(Exercise)
Pull every line containing "ffffff" from the listing below.
▼
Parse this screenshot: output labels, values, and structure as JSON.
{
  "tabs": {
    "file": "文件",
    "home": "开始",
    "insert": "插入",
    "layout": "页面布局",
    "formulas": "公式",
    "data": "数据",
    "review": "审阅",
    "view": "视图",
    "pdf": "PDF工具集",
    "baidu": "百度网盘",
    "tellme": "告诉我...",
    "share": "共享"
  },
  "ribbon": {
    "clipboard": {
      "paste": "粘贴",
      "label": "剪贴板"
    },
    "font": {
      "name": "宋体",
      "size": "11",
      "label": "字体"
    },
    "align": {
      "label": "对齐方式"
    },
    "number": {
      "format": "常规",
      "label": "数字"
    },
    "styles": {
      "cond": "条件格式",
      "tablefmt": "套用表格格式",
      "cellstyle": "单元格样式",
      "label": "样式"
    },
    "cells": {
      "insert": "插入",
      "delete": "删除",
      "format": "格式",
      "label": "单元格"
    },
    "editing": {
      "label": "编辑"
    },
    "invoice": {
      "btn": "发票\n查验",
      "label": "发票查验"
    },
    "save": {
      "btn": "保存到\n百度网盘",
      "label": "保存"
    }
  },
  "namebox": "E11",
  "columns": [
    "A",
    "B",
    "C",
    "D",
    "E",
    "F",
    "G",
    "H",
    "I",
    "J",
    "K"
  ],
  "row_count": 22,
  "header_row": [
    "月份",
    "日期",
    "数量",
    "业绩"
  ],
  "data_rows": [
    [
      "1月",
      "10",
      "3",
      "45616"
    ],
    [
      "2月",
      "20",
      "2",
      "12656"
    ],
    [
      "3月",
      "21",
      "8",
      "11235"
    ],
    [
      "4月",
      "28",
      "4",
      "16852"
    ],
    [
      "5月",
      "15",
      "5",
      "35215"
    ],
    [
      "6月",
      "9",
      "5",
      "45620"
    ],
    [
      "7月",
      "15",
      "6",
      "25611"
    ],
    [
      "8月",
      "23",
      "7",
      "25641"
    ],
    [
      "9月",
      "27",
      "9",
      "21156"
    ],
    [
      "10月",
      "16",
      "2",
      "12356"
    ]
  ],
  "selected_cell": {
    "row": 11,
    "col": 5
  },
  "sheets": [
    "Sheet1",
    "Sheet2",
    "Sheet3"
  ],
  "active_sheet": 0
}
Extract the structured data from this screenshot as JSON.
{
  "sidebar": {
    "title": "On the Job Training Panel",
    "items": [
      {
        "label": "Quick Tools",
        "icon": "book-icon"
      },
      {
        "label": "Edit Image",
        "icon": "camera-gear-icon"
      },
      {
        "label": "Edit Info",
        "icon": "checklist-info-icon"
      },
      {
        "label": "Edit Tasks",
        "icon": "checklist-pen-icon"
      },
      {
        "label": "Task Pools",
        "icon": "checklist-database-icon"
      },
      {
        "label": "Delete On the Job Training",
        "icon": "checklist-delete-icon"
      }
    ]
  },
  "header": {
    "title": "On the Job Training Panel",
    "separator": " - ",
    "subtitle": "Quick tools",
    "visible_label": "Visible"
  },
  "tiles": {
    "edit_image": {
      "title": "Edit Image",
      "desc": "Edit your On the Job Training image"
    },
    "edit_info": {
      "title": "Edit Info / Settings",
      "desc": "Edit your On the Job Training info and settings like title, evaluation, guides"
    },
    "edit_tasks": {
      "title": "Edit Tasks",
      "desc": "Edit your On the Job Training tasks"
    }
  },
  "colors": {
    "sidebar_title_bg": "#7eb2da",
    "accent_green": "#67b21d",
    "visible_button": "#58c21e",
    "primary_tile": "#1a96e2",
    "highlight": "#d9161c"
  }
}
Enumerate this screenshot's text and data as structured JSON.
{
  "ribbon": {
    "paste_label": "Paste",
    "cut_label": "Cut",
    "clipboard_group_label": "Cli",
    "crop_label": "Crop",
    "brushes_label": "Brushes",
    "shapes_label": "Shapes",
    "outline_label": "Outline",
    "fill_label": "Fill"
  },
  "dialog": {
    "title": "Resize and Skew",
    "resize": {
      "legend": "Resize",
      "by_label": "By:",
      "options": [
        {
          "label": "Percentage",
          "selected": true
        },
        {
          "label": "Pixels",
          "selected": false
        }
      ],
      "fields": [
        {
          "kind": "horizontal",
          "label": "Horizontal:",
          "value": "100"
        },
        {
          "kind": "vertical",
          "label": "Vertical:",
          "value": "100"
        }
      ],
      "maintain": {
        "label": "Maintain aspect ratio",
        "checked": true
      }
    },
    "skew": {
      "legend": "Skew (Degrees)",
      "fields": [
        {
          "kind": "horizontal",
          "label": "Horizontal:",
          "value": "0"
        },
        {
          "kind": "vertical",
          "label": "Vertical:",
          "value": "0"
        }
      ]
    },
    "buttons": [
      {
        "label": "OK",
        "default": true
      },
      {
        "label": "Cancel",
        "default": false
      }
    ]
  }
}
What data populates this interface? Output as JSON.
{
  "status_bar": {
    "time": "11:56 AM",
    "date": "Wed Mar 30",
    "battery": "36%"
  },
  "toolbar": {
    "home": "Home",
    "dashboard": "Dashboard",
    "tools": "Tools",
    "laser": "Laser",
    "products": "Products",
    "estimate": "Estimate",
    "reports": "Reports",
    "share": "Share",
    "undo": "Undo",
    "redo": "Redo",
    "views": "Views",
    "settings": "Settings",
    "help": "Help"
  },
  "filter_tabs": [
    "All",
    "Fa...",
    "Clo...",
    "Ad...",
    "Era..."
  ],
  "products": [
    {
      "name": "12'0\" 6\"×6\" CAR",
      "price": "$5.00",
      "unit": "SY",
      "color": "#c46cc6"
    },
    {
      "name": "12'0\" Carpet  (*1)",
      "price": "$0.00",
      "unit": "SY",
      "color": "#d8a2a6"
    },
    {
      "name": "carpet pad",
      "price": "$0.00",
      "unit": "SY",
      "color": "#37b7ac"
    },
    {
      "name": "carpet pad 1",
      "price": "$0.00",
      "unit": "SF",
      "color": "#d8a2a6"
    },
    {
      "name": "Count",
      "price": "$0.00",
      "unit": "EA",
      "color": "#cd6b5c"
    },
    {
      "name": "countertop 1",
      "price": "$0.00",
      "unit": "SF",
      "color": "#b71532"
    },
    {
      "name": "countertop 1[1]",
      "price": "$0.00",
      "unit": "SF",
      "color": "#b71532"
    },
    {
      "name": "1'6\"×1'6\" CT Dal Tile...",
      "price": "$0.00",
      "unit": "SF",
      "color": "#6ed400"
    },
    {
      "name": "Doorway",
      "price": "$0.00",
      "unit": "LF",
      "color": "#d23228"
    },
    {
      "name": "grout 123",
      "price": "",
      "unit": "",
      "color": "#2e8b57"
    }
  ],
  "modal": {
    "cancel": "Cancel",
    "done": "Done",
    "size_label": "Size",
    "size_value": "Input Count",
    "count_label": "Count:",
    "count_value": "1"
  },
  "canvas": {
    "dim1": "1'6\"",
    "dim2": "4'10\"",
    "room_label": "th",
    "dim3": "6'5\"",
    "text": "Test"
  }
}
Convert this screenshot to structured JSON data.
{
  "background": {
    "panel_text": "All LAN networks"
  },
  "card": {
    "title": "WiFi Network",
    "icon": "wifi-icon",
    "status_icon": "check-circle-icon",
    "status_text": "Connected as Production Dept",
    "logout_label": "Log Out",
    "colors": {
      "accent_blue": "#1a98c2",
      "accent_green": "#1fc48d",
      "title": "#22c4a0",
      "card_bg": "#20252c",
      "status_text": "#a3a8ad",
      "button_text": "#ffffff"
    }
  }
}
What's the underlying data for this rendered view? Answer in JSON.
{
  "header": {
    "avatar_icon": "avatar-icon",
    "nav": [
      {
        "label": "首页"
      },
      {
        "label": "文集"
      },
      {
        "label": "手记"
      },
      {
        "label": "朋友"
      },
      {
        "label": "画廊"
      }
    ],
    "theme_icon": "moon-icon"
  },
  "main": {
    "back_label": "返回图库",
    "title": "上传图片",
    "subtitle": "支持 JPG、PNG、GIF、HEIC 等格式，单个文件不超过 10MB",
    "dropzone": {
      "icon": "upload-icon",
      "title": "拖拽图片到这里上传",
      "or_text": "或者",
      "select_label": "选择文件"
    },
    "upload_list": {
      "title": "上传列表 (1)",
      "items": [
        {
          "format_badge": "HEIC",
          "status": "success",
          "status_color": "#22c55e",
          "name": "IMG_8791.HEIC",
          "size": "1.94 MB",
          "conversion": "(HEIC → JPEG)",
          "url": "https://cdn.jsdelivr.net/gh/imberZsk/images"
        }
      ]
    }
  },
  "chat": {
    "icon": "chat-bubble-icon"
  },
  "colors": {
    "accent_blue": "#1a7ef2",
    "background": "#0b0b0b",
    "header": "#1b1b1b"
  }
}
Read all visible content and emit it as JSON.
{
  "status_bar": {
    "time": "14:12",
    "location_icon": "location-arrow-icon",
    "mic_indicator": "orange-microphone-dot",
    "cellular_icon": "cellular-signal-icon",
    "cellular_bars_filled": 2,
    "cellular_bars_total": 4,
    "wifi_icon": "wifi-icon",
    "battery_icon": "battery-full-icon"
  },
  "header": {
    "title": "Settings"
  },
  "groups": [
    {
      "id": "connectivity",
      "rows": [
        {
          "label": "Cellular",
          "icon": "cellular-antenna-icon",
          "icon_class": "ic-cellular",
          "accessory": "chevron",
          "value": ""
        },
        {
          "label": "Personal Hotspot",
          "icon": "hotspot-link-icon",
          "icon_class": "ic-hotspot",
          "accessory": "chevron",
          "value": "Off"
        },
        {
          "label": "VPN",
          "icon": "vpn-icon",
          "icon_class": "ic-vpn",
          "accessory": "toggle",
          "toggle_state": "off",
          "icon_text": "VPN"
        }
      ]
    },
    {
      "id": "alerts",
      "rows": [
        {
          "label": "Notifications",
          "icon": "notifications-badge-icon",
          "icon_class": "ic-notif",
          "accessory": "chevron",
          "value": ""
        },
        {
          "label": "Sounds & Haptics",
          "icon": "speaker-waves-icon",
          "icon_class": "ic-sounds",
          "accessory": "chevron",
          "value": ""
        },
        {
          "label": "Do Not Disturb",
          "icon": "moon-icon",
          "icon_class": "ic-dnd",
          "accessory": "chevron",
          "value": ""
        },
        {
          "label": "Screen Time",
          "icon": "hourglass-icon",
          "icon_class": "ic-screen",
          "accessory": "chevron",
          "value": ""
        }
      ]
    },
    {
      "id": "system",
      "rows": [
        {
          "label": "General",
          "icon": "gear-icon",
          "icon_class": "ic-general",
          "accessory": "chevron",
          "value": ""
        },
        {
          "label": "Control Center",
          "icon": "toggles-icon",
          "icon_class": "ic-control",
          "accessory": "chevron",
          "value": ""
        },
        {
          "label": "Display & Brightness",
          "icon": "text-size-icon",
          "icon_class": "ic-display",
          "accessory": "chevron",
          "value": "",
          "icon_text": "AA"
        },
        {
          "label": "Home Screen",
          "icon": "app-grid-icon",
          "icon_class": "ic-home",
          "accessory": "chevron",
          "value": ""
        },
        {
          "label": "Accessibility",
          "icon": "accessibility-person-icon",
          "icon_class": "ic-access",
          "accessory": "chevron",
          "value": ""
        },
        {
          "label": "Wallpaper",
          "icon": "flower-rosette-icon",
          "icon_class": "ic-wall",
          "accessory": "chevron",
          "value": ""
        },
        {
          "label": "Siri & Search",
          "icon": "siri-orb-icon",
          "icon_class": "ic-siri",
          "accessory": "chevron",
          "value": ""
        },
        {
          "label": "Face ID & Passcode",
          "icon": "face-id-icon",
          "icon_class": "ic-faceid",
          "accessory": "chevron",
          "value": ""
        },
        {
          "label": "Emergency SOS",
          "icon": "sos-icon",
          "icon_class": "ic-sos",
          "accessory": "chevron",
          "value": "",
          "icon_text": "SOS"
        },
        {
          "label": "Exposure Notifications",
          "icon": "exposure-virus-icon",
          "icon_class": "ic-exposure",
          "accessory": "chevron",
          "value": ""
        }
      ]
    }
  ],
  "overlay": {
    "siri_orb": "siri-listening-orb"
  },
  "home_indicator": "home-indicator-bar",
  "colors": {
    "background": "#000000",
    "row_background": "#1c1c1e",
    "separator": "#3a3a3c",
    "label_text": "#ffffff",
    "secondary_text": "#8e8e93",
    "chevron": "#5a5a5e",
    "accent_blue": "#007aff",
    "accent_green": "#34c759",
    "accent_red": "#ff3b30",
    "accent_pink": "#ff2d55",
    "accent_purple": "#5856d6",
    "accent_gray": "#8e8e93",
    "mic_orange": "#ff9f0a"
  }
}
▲
(Response to the exercise)
      "button_text": "#ffffff"
    "label_text": "#ffffff",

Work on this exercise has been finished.